--- Excerpted records Enclosed Below ---

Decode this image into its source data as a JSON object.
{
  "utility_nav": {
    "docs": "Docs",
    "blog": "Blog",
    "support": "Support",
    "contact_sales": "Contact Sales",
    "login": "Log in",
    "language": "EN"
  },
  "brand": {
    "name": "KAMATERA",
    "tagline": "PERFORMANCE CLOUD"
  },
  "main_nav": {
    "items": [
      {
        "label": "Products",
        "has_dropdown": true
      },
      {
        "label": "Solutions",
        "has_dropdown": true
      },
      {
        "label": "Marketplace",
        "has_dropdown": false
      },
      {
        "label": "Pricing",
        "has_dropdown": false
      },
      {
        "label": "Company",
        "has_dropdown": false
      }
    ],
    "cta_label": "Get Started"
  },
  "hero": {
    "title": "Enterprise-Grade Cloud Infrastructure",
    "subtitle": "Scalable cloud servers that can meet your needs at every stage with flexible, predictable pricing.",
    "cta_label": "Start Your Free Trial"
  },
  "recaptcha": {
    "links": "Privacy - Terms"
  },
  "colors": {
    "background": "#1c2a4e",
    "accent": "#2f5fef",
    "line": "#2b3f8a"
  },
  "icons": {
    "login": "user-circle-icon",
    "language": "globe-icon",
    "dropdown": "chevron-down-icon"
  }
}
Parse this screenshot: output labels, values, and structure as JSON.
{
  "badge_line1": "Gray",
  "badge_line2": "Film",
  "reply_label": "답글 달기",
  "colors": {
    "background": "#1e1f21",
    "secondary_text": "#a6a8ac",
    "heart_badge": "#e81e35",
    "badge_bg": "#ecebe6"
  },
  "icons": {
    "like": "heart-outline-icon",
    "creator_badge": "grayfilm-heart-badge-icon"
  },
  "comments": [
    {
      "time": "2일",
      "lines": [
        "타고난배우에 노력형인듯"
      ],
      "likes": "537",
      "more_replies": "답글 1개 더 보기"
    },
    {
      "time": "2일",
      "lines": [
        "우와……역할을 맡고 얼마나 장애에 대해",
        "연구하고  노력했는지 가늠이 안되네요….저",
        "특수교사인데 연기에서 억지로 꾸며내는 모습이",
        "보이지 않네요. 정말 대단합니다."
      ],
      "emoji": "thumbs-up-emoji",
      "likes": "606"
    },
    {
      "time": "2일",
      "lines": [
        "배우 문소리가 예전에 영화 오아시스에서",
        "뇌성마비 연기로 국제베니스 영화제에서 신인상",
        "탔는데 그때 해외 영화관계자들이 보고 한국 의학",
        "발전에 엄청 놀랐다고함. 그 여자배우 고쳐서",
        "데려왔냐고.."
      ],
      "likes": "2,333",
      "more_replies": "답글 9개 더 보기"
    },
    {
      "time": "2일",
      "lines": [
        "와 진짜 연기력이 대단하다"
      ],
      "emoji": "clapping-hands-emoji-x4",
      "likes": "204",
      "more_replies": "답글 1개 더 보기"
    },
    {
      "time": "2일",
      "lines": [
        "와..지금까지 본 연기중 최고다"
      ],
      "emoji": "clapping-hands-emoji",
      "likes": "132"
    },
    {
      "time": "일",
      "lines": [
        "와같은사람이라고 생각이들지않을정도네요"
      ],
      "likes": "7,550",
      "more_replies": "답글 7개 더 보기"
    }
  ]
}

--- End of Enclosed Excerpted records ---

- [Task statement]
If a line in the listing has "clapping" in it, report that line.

- [Finished exercise]
      "emoji": "clapping-hands-emoji-x4",
      "emoji": "clapping-hands-emoji",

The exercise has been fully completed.